Once again, Guy Gavriel Kay does not disappoint. That said, the very beginning didn’t really grab me (especially the caper on Rian’s Island). But partway through chapter 3, Blaise, our main character, gets ambushed, and I was hooked for the rest of the novel.

This is a fantasy drawing deeply of southern France. The Court of Love rules here, and troubadours and joglars are what keep the Court vital. There is a god-goddess duo here which is much reflected in somewhat separate but equally important male and female characters of the novel. The nature of Corannos the god are not much gone into, but Rian’s, the goddess, power all emanates from an island in the southern sea. The world is much wider than we really get to see, Gorhaut being somewhat developed as the antithesis of Arbonne, and Portezza being an Italy-equivalent that a couple characters are from and the main character has spent time in, and other areas merely mentioned.

The novel is, as ever with Kay, well-paced, with the action working up to greater heights after every lull, and Blaise becoming more important in every lull. His centrality to events flows naturally as we learn more about him, and he takes to himself more responsibility.
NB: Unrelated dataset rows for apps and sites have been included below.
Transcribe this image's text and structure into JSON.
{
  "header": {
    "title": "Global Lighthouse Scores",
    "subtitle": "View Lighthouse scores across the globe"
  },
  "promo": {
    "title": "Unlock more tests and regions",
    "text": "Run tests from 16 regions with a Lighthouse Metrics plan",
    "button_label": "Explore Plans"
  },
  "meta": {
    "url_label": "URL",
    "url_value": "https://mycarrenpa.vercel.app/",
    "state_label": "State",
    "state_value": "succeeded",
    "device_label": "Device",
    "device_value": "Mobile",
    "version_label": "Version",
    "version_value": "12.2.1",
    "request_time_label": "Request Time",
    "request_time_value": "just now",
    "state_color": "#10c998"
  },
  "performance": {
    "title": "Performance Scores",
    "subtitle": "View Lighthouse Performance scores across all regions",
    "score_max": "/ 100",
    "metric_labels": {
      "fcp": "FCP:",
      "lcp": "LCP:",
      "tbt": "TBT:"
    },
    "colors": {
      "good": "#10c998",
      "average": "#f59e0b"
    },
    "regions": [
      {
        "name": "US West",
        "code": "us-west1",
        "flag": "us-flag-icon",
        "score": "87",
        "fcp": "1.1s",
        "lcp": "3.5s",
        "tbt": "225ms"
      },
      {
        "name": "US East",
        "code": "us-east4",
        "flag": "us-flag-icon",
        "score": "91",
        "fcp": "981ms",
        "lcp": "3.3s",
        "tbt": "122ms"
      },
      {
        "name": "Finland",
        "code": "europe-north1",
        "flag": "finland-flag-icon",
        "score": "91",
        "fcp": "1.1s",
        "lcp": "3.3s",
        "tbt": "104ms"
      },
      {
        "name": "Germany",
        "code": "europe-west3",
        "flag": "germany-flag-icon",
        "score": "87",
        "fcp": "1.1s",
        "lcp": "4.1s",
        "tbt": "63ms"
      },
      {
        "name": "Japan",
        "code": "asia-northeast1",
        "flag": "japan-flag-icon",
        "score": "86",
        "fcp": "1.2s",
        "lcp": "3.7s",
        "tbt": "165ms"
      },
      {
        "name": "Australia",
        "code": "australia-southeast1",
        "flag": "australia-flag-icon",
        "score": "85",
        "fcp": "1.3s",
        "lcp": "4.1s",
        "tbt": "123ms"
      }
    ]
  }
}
There is a much wider cast of characters, many of which get to be viewpoint characters at one point or another. However, Lisset, the second-most prominent, seems a little undeserved as her progression doesn’t seem to mirror the novel’s like Blaise, even though she’s a vital viewpoint, and in the center of the distinctive artistic-centered culture Kay is presenting here.

And that just barely scratches the surface of an expansive novel. All of Kay’s books have enough going on to feel epic, and I think this one tops Tigana and Al-Rassan in that for me. Better yet, I have thought for a while that Occitian France needed more attention, and this makes a good primer on the subject.